Saturday, December 10, 2016

I often fantasize about mounting a headlight from a jetliner to the bed of my pickup truck and aiming it backward. The dream is of boiling the eyeballs of every dimwitted driver that gets behind me with bright lights blazing.

I am of the opinion that headlights, even on low-beam, are becoming brighter. My wife is of the opinion that I am becoming a crotchety old man with sensitive eyes.

She’s right, but headlights are brighter I tell you. It seems I am blinded by every other car in the oncoming lane, and by even more cars approaching from the rear.

Sometimes I think the bright headlights have weakened my defenses against the sun. Sharon makes fun of me when I wear my huge sunglasses designed to fit over prescription glasses.

“You already sit around with a tissue in your hand like a little old man,” she said to me during summer, when she keeps the thermostat at “meat locker.” “Must you wear senior citizen sunglasses, too?”

Yes. And if my own headlights were not so dim, I would wear them while driving at night — to quiet the road rage within.

I have an aunt who once forgot to remove her over-glasses sunglasses after night fell during a road trip.

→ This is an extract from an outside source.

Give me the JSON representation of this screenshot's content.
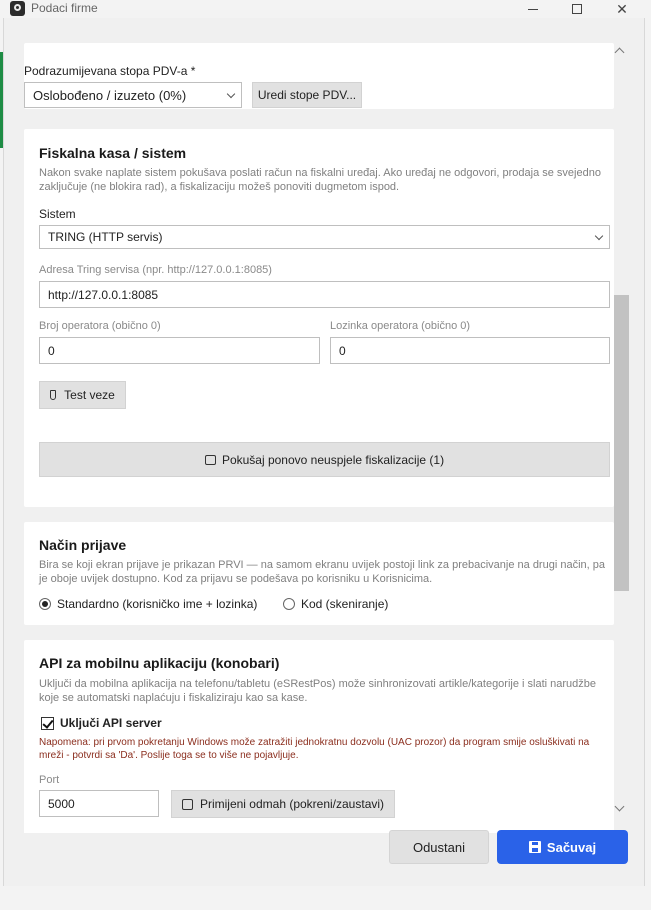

She thought something was wrong with the headlights on her car. It’s a long story, but she drove that way for hours all the way home.

My aunt didn’t mean to drive at night with sunglasses on, but her experience proves that it can be done by people other than rock stars.

I have an hour commute to and from work. This is the time of year when the drive is in the dark both ways. If it’s not the sun in your eyes during summer, it’s bright headlights during winter. The sun I can dim.

I tried slipping on my over-glasses shades, and it worked fine as long as there was a semi on my tail burning high beams. My little creampuff pickup is a ’96 Chevy with nearly 200,000 miles. It works too hard at keeping all six cylinders pumping to worry about how bright the headlights are burning.

When someone blinds me from the rear, they get a good chuckle when I flip on my “brights” as they go around me. It’s like hitting back with parking lights.

“Take that, you lowdown inconsiderate!

The southern Chinese city of Shenzhen was in the news last week for a new “eye-for-an-eye” law against burning high beams in the city. Violators are made to sit and stare into their own high-beam headlights for five minutes. Good.

That is exactly what I think we should do with American violators. Sit them down and make them stare into their own bright lights until they cannot see where they are going.

Then turn them loose to walk in heavy traffic — in Shenzhen, China.

Contact Mark Rutledge at mrutledge@reflector.com.